> SUPPLIED ENTRIES:

>>>

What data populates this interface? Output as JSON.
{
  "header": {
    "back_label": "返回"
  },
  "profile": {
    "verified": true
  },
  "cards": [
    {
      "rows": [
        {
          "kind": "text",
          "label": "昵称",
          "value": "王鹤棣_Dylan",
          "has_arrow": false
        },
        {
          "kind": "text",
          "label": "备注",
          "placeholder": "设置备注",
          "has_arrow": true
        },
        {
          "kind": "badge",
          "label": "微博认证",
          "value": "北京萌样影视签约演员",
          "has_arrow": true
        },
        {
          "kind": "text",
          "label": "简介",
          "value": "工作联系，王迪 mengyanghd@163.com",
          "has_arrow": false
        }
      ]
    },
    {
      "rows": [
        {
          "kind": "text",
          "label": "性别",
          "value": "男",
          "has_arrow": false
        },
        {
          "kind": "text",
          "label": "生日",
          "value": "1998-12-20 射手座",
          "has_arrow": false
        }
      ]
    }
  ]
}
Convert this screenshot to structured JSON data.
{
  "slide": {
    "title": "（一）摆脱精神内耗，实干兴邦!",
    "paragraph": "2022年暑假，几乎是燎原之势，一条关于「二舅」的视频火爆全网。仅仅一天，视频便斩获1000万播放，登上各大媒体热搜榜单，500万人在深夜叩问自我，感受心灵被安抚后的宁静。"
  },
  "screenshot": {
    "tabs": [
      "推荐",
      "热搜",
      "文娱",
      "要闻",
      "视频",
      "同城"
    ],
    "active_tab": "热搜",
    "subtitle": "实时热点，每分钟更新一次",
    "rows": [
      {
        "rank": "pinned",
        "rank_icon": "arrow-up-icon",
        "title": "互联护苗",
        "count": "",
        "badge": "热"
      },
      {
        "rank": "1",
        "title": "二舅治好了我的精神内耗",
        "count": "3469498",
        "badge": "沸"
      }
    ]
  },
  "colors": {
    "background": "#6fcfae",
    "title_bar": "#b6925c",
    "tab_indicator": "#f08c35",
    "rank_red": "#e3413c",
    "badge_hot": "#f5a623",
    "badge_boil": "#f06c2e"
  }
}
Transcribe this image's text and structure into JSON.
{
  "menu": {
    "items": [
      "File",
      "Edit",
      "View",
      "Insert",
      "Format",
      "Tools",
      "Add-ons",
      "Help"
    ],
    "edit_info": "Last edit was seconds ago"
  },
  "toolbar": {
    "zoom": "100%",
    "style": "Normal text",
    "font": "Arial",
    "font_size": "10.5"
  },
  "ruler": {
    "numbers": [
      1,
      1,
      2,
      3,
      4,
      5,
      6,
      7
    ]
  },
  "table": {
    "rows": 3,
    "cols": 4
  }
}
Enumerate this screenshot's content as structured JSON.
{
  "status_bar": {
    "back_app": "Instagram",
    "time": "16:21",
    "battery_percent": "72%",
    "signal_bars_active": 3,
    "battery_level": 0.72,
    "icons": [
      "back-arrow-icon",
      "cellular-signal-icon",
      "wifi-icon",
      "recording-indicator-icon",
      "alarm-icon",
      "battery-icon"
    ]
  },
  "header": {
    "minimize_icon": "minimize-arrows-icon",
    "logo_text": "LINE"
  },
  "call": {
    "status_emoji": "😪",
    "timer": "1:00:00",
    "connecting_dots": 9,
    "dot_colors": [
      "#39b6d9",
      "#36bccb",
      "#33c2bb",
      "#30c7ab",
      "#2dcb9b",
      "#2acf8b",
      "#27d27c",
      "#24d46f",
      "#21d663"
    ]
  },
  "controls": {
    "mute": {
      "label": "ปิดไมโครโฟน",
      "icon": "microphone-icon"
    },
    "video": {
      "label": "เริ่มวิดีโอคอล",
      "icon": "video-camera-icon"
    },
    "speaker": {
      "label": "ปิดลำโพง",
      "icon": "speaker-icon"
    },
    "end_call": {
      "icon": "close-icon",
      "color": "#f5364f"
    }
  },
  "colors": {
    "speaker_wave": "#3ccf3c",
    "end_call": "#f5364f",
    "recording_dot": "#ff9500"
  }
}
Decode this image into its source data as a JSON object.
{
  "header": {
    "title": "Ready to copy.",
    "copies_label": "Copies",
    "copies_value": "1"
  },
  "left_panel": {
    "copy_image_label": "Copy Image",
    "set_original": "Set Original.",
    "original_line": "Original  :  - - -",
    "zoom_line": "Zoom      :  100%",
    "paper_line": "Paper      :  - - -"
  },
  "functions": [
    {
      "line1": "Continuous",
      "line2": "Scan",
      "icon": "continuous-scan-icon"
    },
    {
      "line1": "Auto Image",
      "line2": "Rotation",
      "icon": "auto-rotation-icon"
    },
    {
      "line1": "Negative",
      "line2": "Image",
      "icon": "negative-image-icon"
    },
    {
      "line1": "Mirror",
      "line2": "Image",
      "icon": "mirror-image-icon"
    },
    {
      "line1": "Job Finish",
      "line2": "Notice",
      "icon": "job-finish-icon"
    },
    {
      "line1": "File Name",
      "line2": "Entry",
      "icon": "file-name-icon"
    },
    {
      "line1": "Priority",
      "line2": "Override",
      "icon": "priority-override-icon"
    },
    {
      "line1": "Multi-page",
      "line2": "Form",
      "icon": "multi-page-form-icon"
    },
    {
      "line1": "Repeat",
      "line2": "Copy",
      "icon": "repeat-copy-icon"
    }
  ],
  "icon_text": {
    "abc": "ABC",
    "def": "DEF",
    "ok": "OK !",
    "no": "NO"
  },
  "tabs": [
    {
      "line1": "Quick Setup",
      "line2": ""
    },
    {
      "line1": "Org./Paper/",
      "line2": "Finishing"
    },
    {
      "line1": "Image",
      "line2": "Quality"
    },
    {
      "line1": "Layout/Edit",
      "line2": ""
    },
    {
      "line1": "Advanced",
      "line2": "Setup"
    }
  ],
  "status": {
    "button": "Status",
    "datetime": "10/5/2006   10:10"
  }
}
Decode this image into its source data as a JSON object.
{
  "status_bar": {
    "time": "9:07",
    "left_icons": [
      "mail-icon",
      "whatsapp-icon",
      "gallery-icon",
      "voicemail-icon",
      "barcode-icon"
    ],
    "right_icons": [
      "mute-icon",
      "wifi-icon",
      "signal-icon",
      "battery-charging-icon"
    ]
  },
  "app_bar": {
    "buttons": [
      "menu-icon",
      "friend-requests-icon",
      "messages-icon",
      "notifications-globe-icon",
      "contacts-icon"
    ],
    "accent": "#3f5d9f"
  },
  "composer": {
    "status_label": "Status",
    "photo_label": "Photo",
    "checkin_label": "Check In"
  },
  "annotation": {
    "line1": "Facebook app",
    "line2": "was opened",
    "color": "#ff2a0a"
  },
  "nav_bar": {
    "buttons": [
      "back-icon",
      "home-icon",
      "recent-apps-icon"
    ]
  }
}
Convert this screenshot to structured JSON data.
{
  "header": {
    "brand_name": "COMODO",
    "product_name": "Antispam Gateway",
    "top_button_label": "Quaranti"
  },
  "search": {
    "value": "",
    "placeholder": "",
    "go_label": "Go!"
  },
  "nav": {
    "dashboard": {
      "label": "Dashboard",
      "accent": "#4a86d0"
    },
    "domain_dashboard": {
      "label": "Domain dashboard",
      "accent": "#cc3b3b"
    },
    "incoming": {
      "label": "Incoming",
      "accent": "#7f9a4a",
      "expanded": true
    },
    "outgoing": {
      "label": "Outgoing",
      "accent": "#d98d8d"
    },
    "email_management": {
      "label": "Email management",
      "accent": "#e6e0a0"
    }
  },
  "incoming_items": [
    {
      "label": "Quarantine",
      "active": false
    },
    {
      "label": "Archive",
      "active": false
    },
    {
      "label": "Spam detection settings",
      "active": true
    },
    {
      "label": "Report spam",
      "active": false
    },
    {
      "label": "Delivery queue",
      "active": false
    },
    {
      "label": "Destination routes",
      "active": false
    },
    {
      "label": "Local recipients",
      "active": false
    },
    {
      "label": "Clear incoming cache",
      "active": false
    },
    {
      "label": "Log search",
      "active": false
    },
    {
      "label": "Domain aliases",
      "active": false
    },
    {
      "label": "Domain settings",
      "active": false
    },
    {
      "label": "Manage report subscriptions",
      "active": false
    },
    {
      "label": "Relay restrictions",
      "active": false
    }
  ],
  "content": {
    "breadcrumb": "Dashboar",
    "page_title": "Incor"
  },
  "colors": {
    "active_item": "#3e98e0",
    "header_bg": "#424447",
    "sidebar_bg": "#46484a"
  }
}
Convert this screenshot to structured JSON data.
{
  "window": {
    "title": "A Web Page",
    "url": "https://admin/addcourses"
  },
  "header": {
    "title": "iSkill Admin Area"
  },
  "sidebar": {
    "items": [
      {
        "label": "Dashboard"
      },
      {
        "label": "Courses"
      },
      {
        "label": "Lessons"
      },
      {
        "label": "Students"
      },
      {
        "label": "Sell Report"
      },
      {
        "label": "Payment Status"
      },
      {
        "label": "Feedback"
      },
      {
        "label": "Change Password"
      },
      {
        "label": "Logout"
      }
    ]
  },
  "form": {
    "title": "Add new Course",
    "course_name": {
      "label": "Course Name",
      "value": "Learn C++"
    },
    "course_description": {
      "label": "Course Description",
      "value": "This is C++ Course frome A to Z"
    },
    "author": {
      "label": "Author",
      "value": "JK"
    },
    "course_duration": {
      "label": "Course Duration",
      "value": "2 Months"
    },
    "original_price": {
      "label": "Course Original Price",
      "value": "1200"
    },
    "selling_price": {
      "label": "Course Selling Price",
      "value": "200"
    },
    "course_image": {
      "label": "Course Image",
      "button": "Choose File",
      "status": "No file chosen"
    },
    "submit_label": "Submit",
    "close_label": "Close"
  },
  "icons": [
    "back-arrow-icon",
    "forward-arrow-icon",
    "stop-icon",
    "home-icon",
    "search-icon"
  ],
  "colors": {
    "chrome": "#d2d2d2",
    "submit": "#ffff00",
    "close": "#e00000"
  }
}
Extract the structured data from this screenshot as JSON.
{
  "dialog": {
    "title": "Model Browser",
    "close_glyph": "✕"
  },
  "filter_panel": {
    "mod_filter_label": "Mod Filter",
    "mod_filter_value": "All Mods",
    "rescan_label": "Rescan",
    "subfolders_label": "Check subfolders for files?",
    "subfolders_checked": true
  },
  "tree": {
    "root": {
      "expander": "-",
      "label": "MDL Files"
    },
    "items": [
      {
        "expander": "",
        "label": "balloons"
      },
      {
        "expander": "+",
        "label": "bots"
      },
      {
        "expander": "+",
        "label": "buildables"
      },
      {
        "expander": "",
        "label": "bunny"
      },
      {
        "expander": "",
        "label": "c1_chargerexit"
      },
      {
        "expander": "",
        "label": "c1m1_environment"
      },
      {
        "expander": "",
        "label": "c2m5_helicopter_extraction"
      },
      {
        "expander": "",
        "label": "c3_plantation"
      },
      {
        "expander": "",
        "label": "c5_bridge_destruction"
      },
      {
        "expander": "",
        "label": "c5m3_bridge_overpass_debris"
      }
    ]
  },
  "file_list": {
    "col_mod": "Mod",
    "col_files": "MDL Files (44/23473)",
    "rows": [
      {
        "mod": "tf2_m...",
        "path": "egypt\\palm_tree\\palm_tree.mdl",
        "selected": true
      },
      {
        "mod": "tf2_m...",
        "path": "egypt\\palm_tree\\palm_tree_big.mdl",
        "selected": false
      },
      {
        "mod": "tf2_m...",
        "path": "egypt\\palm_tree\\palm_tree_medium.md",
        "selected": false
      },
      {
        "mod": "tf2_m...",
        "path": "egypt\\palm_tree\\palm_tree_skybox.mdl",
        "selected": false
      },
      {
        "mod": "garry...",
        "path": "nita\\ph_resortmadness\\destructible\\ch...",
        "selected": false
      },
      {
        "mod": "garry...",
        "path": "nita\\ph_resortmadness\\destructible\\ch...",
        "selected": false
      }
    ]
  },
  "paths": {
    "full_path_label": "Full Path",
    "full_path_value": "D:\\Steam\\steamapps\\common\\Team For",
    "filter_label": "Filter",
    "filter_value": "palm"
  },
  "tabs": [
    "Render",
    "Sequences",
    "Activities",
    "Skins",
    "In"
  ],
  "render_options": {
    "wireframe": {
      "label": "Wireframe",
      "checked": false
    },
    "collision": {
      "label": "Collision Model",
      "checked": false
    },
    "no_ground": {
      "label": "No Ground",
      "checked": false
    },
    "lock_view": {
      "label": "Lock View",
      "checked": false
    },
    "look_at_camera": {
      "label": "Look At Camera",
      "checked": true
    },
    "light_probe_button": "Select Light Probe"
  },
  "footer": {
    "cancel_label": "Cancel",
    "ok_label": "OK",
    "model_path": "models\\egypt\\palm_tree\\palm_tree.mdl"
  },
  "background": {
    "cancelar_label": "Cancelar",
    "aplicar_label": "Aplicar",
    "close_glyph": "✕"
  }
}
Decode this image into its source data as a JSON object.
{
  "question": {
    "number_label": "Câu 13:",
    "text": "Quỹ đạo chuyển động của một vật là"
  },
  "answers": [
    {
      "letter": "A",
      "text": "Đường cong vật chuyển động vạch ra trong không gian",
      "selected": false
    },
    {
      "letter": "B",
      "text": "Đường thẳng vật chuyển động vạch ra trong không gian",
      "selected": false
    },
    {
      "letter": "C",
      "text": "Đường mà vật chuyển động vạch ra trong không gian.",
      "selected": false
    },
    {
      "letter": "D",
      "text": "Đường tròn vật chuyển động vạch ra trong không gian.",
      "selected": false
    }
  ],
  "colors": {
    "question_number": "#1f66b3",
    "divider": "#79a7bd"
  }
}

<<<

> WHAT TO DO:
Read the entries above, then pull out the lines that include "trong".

> RESULT BELOW:
      "text": "Đường cong vật chuyển động vạch ra trong không gian",
      "text": "Đường thẳng vật chuyển động vạch ra trong không gian",
      "text": "Đường mà vật chuyển động vạch ra trong không gian.",
      "text": "Đường tròn vật chuyển động vạch ra trong không gian.",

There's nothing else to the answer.